sunday, june 25, 2006
All around my house, there are small yellowish stickers with transliterated words on them. This is the legacy of my little sister’s sudden and fleeting interest in learning Japanese a couple years ago.
Seeing “kagami” several times a day has taught me the Japanese word for mirror. It has been added to the list of Japanese words I know from Nethack (food ration, helmet, arrow, several kinds of swords, etc).
Glass. Yes, it’s on a cabinet. The actual “cabinet” sticker (shokkidana) is on a different cabinet.
monday, june 19, 2006
Like what, you may ask?
Computer additions? Yeah, I have some friends who sneak off to Central Stores every once in a while and buy more parts, parts they don’t even need, and then these things pile up in odd places. You find dead video cards, old hard drives, floppy disks, and who knows what else in the corners of their rooms and in TV cabinets. Definitely a bad habit. Ruining their health.
saturday, june 17, 2006
Things I wrote from September to June:
- Nine mini-essays on aspects of global food sustainability.
- A long essay on prefaces in 19th century American works about the Middle East.
- The outline of an essay about Sufism, American transcendentalism, and Arab-American literature.
- An introduction to a collection of emails between me and people I’ve never met in person. I angled it as “teen girl talks to older men”, which was true but irrelevant and amusing.
- A personal essay about fruit.
- Three short essays on Latin American modernist writers.
- Four art gallery reviews.
- An essay about an obscure part of Glendale.
- Eight or nine poems.
- A report on hookworms.
- A linguistic analysis of Max’s attitudes toward Valley Girl and Surfer dialects. Disputed, naturally.
- Several “explications” of passages from Paradise Lost.
- Part of a long personal essay about my high school experience.
- A few thousand emails as the voice of del.icio.us support.
Compare to the beginning of the year.
monday, june 05, 2006
Max and I, taken by his cellphone. My shoulder did get sunburned, but not too badly.
thursday, june 01, 2006
I like the UNIX issue of the Bell System Technical Journal: published in 1978, about 400 pages long, checked out from the Davidson Library 13 times (mostly in 1985-1986), bright green, and modern/relevant to a degree that surprised me. There used to be links to some of the articles in this bibliography, but they’re broken now and I don’t think the articles are online anywhere else. I had hoped that this was one of the issues my grandpa worked on, but he stopped being the journal’s associate editor in 1972 or so.
From the preface:
Because computer science is still in an early stage of development, no well-formulated theoretical structure exists around which problems can be defined and results organized. “Elegance” is of prime importance, but is not easily defined or described. Reliability and maintainability are important, but they also are neither precisely defined nor easily measured.
The epigraph on the foreword: “Intelligence…is the faculty of making artificial objects, especially tools to make tools. — Bergson”
The best article is “Statistical Text Processing”, about using UNIX for linguistic analysis and spell-checking.
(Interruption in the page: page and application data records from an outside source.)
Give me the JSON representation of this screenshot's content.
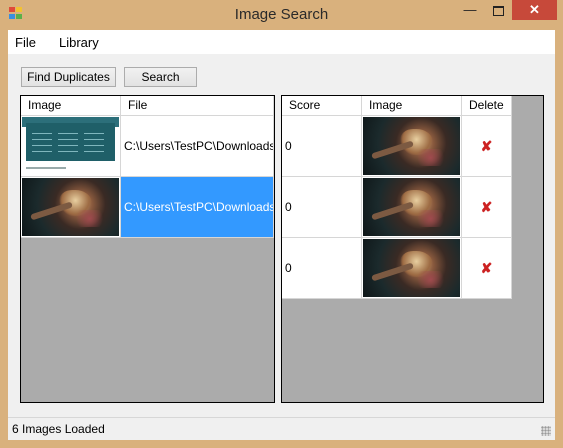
{
  "window": {
    "title": "Image Search"
  },
  "titlebar_controls": {
    "minimize": "—",
    "close": "✕"
  },
  "menu": {
    "file": "File",
    "library": "Library"
  },
  "toolbar": {
    "find_duplicates": "Find Duplicates",
    "search": "Search"
  },
  "library_grid": {
    "columns": {
      "image": "Image",
      "file": "File"
    },
    "rows": [
      {
        "image": "webpage-thumbnail",
        "file": "C:\\Users\\TestPC\\Downloads\\",
        "selected": false
      },
      {
        "image": "warrior-artwork-thumbnail",
        "file": "C:\\Users\\TestPC\\Downloads\\",
        "selected": true
      }
    ]
  },
  "results_grid": {
    "columns": {
      "score": "Score",
      "image": "Image",
      "delete": "Delete"
    },
    "rows": [
      {
        "score": "0",
        "image": "warrior-artwork-thumbnail",
        "delete_icon": "red-x-icon"
      },
      {
        "score": "0",
        "image": "warrior-artwork-thumbnail",
        "delete_icon": "red-x-icon"
      },
      {
        "score": "0",
        "image": "warrior-artwork-thumbnail",
        "delete_icon": "red-x-icon"
      }
    ]
  },
  "status": {
    "text": "6 Images Loaded"
  },
  "colors": {
    "selection": "#3399ff",
    "grid_background": "#ababab",
    "frame": "#d9b17d",
    "close_button": "#c7493a",
    "delete_icon": "#cc2222"
  }
}
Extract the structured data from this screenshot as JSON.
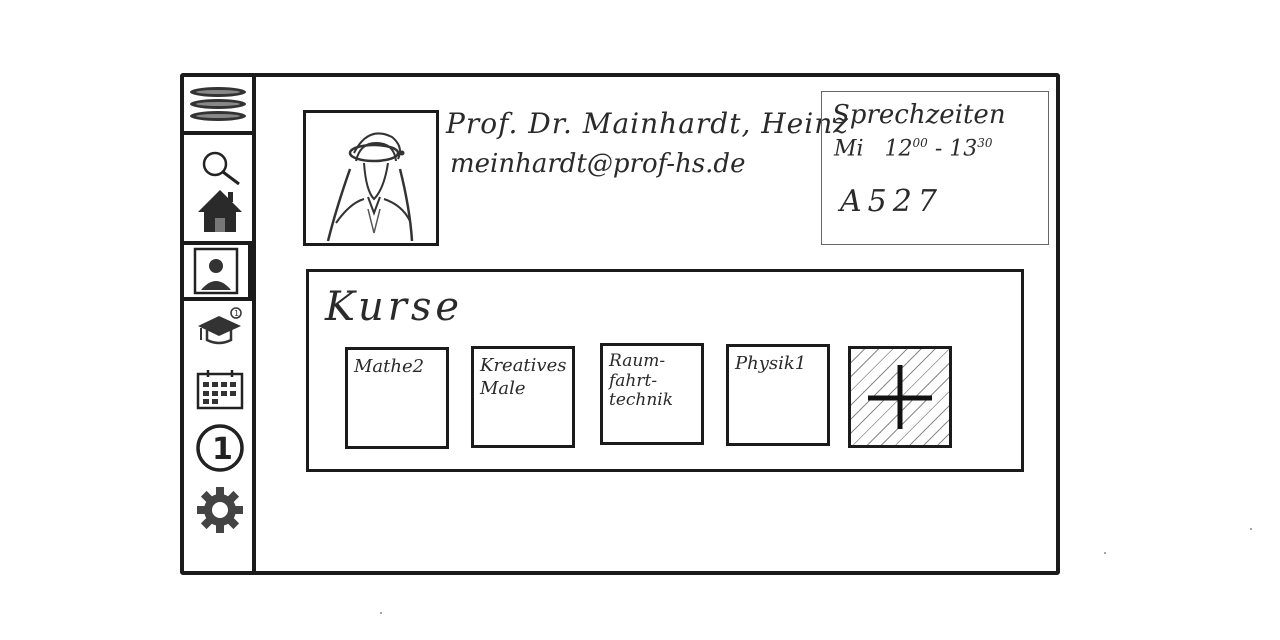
{
  "sidebar": {
    "items": [
      {
        "icon": "menu-icon"
      },
      {
        "icon": "search-icon"
      },
      {
        "icon": "home-icon"
      },
      {
        "icon": "profile-icon",
        "active": true
      },
      {
        "icon": "graduation-cap-icon"
      },
      {
        "icon": "calendar-icon"
      },
      {
        "icon": "number-badge-icon",
        "label": "1"
      },
      {
        "icon": "gear-icon"
      }
    ]
  },
  "profile": {
    "name": "Prof. Dr. Mainhardt, Heinz",
    "email": "meinhardt@prof-hs.de"
  },
  "office_hours": {
    "title": "Sprechzeiten",
    "day": "Mi",
    "start": "12",
    "start_min": "00",
    "dash": "-",
    "end": "13",
    "end_min": "30",
    "room": "A527"
  },
  "courses": {
    "title": "Kurse",
    "items": [
      {
        "label": "Mathe2"
      },
      {
        "label": "Kreatives\n Male"
      },
      {
        "label": "Raum-\nfahrt-\ntechnik"
      },
      {
        "label": "Physik1"
      }
    ],
    "add_icon": "plus-icon"
  },
  "colors": {
    "stroke": "#1b1b1b",
    "hatch": "#8a8a8a",
    "background": "#ffffff"
  }
}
I like to think that computers are just built for words.
The list of contributors includes one woman, Helen D. Rovegno, but Google doesn’t say anything about her.
On the inside back cover:
This issue of the Bell System Technical Journal was composed, including all tabular and displayed material and final page makeup, using the document preparation software described on pages 2115-2135. It was phototypeset using the
troffprogram, which was written by the late Joseph F. Ossanna, Jr.